- The a large bubble plume was observed by hydro acoustic means reaching up to 800 m high above the sea floor.
- Instead of being rapidly dissolved in the bottom water (at 1250 m depth), bubbles are protected against dissolution by the formation of a gas hydrate skin under the ambient pressure and temperature conditions.
- The rising bubbles induce an upwelling of the ambient water that takes along methane which was dissolved from the bubble plume under way.
- Bubbles were found to be present only as long as they stay within the gas hydrate stability zone (GHSZ). Above this depth, they are dissolved rapidly. However, the water upwelling further continues beyond this depth due to the conservation of momentum, reaching the ocean surface mixed layer.
- Due to isotope fractionation during microbial methane oxidation, the isotopically heavier 13-C methane is enriched in the remaining fraction of sea water-dissolved methane.
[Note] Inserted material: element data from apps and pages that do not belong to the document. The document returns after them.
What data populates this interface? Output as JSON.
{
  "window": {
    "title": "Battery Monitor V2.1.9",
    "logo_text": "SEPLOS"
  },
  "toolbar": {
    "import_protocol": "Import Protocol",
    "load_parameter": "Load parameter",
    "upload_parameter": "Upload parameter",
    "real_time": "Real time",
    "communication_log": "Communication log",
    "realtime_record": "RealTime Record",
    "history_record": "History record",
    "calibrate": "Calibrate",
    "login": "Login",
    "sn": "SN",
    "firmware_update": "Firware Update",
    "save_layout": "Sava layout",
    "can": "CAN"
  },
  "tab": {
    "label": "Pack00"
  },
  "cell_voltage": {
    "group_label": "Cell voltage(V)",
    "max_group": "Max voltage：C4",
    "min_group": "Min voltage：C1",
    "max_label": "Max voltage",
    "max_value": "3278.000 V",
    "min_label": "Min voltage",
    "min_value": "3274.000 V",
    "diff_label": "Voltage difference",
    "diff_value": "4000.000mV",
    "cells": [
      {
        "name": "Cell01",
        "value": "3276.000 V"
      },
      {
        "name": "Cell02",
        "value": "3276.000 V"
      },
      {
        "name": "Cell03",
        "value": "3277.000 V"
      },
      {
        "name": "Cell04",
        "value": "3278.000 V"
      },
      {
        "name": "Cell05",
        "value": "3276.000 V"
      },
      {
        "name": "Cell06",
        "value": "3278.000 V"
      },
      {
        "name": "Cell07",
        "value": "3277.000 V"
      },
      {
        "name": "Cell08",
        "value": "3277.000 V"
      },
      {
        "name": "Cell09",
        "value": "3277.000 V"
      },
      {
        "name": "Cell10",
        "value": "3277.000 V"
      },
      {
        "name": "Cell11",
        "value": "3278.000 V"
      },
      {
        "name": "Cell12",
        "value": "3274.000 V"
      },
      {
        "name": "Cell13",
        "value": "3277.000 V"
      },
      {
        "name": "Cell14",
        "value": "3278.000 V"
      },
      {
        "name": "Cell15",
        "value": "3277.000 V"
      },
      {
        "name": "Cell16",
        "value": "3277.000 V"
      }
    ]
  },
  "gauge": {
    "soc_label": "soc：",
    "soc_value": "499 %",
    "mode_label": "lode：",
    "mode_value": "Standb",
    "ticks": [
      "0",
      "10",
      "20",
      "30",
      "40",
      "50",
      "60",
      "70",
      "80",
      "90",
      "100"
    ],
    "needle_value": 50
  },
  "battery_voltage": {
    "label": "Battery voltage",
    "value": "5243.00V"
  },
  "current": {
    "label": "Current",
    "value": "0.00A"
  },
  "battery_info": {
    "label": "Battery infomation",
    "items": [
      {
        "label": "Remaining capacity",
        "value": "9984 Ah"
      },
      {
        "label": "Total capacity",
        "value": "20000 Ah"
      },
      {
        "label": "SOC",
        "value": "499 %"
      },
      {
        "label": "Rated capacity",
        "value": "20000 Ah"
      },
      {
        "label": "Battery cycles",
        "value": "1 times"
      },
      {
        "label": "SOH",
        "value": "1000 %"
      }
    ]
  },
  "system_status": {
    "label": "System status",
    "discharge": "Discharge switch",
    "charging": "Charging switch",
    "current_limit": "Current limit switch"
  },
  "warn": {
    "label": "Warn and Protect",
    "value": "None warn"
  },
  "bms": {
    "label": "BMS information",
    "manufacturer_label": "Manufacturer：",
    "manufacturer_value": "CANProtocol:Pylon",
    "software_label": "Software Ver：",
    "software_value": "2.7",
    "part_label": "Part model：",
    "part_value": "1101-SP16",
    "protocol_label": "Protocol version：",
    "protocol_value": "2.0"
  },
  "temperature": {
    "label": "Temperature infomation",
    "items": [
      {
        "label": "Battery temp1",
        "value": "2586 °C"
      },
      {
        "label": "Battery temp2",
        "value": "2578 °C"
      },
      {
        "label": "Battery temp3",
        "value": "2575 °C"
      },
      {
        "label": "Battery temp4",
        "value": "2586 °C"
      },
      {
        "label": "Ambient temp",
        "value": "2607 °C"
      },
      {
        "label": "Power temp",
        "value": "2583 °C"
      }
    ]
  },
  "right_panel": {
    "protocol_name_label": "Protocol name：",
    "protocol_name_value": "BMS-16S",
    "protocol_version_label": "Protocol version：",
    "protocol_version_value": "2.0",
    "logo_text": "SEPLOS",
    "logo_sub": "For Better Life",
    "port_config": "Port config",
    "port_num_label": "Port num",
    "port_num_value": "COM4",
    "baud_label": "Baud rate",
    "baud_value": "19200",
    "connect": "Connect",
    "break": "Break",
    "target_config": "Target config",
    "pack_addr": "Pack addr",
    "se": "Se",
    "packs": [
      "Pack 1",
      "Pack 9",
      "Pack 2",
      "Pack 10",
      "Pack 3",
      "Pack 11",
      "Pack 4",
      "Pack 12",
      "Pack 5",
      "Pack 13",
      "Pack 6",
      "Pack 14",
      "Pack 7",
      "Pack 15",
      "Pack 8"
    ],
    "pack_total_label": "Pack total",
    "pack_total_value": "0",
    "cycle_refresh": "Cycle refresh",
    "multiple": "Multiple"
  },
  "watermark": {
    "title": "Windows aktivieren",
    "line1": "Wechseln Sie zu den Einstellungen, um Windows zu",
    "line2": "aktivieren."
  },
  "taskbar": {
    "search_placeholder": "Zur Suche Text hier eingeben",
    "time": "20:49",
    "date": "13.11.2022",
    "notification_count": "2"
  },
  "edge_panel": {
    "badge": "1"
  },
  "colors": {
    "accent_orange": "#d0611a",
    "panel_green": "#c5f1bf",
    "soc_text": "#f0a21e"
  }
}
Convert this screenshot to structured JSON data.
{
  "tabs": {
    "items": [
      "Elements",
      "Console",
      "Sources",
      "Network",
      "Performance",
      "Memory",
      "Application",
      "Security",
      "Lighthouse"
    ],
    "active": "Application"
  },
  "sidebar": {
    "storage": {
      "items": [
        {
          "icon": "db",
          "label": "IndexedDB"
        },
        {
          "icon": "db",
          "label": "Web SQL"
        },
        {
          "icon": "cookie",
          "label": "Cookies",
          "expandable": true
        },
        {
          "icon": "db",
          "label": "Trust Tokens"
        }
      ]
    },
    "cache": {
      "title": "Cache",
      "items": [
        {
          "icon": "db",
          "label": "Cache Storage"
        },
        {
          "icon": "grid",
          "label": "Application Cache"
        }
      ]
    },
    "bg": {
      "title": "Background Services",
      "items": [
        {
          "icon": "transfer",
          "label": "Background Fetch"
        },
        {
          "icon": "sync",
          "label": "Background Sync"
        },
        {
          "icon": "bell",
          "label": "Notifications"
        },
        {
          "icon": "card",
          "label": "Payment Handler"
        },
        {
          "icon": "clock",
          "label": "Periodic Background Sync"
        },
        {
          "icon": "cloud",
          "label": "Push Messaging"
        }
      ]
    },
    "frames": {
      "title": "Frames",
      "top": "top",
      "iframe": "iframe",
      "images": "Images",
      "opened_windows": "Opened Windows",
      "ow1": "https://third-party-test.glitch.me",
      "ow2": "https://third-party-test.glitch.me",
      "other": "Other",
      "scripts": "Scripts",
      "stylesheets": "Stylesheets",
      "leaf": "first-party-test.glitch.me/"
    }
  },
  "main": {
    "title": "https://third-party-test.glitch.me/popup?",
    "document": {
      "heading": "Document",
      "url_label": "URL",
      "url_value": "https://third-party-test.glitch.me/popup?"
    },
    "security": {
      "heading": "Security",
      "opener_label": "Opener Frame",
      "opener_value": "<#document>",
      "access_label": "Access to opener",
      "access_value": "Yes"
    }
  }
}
However, we have found that the light isotope values in the water column above the Haakon Mosby Mud Volcano, similar to those at the seafloor seeps, suggest that only a minor portion of the rising methane is directly degraded.
- Thus, it seems likely that a significant amount of methane from this deep-sea source is released to the atmosphere.
Beer, D. de, Sauter, E., Niemann, H., Kaul, N., Foucher, J.-P., Witte, U., Schlüter, M., Boetius, A. (2006). In situ fluxes and zonation of microbial activity in surface sediments of the Håkon Mosby Mud Volcano, Limnology and oceanography, 51(3), 1315-1331.
Damm, E., Budéus, G. (2003). Fate of vent-derived methane in seawater above the Håkon Mosby mud volcano (Norwegian Sea), Marine chemistry, 82, 1-11. doi:10.1016/S0304-4203(03)00031-8
Jerosch, K., Schlüter, M., Foucher, J. -P., Allais, A. -G., Klages, M., Edy, C. (2007). Spatial distribution of benthic communities affecting the methane concentration at Håkon Mosby Mud Volcano, Marine Geology, 243, 1-17, doi:10.1016/j.margeo.2007.03.010.
Niemann, H., Lösekann, T., de Beer, D., Elvert, M., Nadalig, T., Knittel, K., Amann, R., Sauter, E., Schlüter, M., Klages, M., Foucher, J. -P., Boetius, A. (2006). Novel microbial communities of the Haakon Mosby mud volcano and their role as a methane sink, Nature, 443, 854-858. doi:10.1038/nature05227
Sauter, E. J., Muyakshin, S. I., Charlou, J. -L., Schlüter, M., Boetius, A., Jerosch, K., Damm, E., Foucher, J. -P., Klages, M. (2006). Methane discharge from a deep-sea submarine mud volcano into the upper water column by gas hydrate-coated methane bubbles, Earth and planetary science letters, 243(3/4), 354-365. doi:10.1016/j.epsl.2006.01.041